* _Excerpts from an interface dataset_:
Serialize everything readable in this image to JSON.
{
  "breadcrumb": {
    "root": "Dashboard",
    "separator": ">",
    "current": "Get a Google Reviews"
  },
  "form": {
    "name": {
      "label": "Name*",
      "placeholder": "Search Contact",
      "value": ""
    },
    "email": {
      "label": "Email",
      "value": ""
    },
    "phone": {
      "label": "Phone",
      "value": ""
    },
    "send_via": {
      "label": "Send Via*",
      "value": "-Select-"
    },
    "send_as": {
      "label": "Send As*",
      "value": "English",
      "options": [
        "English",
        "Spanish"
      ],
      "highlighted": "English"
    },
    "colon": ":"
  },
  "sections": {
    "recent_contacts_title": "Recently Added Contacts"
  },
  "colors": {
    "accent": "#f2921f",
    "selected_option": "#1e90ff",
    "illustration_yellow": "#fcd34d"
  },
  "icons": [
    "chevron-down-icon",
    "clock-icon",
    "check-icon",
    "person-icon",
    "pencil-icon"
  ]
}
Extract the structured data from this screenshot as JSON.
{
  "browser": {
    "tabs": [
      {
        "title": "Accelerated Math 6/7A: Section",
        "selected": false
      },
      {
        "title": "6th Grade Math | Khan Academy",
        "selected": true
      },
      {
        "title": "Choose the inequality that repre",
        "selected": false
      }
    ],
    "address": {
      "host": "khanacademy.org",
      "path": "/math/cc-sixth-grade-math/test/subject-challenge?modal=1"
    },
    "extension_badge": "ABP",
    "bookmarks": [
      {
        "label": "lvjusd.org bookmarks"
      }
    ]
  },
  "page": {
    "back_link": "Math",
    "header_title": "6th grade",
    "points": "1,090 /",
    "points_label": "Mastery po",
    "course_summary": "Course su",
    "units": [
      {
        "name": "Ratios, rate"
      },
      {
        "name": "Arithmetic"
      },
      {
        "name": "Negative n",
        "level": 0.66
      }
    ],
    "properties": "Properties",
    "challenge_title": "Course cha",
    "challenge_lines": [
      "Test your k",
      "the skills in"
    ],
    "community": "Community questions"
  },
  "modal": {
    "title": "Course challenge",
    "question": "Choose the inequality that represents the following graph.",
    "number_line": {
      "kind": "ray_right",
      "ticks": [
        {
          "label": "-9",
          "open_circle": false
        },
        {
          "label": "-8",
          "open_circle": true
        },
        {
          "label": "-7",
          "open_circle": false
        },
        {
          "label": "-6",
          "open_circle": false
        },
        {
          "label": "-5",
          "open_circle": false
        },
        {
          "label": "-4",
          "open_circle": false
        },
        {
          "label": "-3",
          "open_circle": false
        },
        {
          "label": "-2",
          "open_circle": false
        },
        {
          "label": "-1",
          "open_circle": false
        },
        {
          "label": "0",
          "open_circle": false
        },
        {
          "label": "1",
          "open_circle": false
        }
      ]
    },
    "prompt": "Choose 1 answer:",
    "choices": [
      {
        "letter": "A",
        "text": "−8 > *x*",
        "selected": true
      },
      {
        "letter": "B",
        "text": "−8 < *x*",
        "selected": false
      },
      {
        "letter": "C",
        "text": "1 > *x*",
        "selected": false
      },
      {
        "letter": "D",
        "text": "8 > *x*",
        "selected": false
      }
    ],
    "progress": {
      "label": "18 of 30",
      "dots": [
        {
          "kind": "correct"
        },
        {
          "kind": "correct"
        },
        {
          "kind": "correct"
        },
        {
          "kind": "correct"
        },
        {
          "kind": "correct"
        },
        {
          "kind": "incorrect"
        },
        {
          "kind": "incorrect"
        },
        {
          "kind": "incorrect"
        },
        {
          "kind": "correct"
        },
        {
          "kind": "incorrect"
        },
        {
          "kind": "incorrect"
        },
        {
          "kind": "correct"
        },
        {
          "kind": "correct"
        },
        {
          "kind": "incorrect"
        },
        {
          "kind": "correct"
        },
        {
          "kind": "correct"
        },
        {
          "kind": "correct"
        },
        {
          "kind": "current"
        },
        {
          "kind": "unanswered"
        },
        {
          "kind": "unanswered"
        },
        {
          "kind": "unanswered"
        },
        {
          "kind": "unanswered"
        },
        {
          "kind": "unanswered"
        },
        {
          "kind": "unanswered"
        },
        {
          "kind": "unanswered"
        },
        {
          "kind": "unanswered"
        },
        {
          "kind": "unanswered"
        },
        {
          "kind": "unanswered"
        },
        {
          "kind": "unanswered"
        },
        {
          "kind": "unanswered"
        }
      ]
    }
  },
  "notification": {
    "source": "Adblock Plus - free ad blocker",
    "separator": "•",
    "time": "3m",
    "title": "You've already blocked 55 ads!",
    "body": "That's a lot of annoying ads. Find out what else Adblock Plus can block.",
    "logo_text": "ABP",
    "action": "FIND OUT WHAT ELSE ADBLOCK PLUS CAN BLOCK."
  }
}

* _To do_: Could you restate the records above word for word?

* _Exercise response_:
Serialize everything readable in this image to JSON.
{
  "breadcrumb": {
    "root": "Dashboard",
    "separator": ">",
    "current": "Get a Google Reviews"
  },
  "form": {
    "name": {
      "label": "Name*",
      "placeholder": "Search Contact",
      "value": ""
    },
    "email": {
      "label": "Email",
      "value": ""
    },
    "phone": {
      "label": "Phone",
      "value": ""
    },
    "send_via": {
      "label": "Send Via*",
      "value": "-Select-"
    },
    "send_as": {
      "label": "Send As*",
      "value": "English",
      "options": [
        "English",
        "Spanish"
      ],
      "highlighted": "English"
    },
    "colon": ":"
  },
  "sections": {
    "recent_contacts_title": "Recently Added Contacts"
  },
  "colors": {
    "accent": "#f2921f",
    "selected_option": "#1e90ff",
    "illustration_yellow": "#fcd34d"
  },
  "icons": [
    "chevron-down-icon",
    "clock-icon",
    "check-icon",
    "person-icon",
    "pencil-icon"
  ]
}
Extract the structured data from this screenshot as JSON.
{
  "browser": {
    "tabs": [
      {
        "title": "Accelerated Math 6/7A: Section",
        "selected": false
      },
      {
        "title": "6th Grade Math | Khan Academy",
        "selected": true
      },
      {
        "title": "Choose the inequality that repre",
        "selected": false
      }
    ],
    "address": {
      "host": "khanacademy.org",
      "path": "/math/cc-sixth-grade-math/test/subject-challenge?modal=1"
    },
    "extension_badge": "ABP",
    "bookmarks": [
      {
        "label": "lvjusd.org bookmarks"
      }
    ]
  },
  "page": {
    "back_link": "Math",
    "header_title": "6th grade",
    "points": "1,090 /",
    "points_label": "Mastery po",
    "course_summary": "Course su",
    "units": [
      {
        "name": "Ratios, rate"
      },
      {
        "name": "Arithmetic"
      },
      {
        "name": "Negative n",
        "level": 0.66
      }
    ],
    "properties": "Properties",
    "challenge_title": "Course cha",
    "challenge_lines": [
      "Test your k",
      "the skills in"
    ],
    "community": "Community questions"
  },
  "modal": {
    "title": "Course challenge",
    "question": "Choose the inequality that represents the following graph.",
    "number_line": {
      "kind": "ray_right",
      "ticks": [
        {
          "label": "-9",
          "open_circle": false
        },
        {
          "label": "-8",
          "open_circle": true
        },
        {
          "label": "-7",
          "open_circle": false
        },
        {
          "label": "-6",
          "open_circle": false
        },
        {
          "label": "-5",
          "open_circle": false
        },
        {
          "label": "-4",
          "open_circle": false
        },
        {
          "label": "-3",
          "open_circle": false
        },
        {
          "label": "-2",
          "open_circle": false
        },
        {
          "label": "-1",
          "open_circle": false
        },
        {
          "label": "0",
          "open_circle": false
        },
        {
          "label": "1",
          "open_circle": false
        }
      ]
    },
    "prompt": "Choose 1 answer:",
    "choices": [
      {
        "letter": "A",
        "text": "−8 > *x*",
        "selected": true
      },
      {
        "letter": "B",
        "text": "−8 < *x*",
        "selected": false
      },
      {
        "letter": "C",
        "text": "1 > *x*",
        "selected": false
      },
      {
        "letter": "D",
        "text": "8 > *x*",
        "selected": false
      }
    ],
    "progress": {
      "label": "18 of 30",
      "dots": [
        {
          "kind": "correct"
        },
        {
          "kind": "correct"
        },
        {
          "kind": "correct"
        },
        {
          "kind": "correct"
        },
        {
          "kind": "correct"
        },
        {
          "kind": "incorrect"
        },
        {
          "kind": "incorrect"
        },
        {
          "kind": "incorrect"
        },
        {
          "kind": "correct"
        },
        {
          "kind": "incorrect"
        },
        {
          "kind": "incorrect"
        },
        {
          "kind": "correct"
        },
        {
          "kind": "correct"
        },
        {
          "kind": "incorrect"
        },
        {
          "kind": "correct"
        },
        {
          "kind": "correct"
        },
        {
          "kind": "correct"
        },
        {
          "kind": "current"
        },
        {
          "kind": "unanswered"
        },
        {
          "kind": "unanswered"
        },
        {
          "kind": "unanswered"
        },
        {
          "kind": "unanswered"
        },
        {
          "kind": "unanswered"
        },
        {
          "kind": "unanswered"
        },
        {
          "kind": "unanswered"
        },
        {
          "kind": "unanswered"
        },
        {
          "kind": "unanswered"
        },
        {
          "kind": "unanswered"
        },
        {
          "kind": "unanswered"
        },
        {
          "kind": "unanswered"
        }
      ]
    }
  },
  "notification": {
    "source": "Adblock Plus - free ad blocker",
    "separator": "•",
    "time": "3m",
    "title": "You've already blocked 55 ads!",
    "body": "That's a lot of annoying ads. Find out what else Adblock Plus can block.",
    "logo_text": "ABP",
    "action": "FIND OUT WHAT ELSE ADBLOCK PLUS CAN BLOCK."
  }
}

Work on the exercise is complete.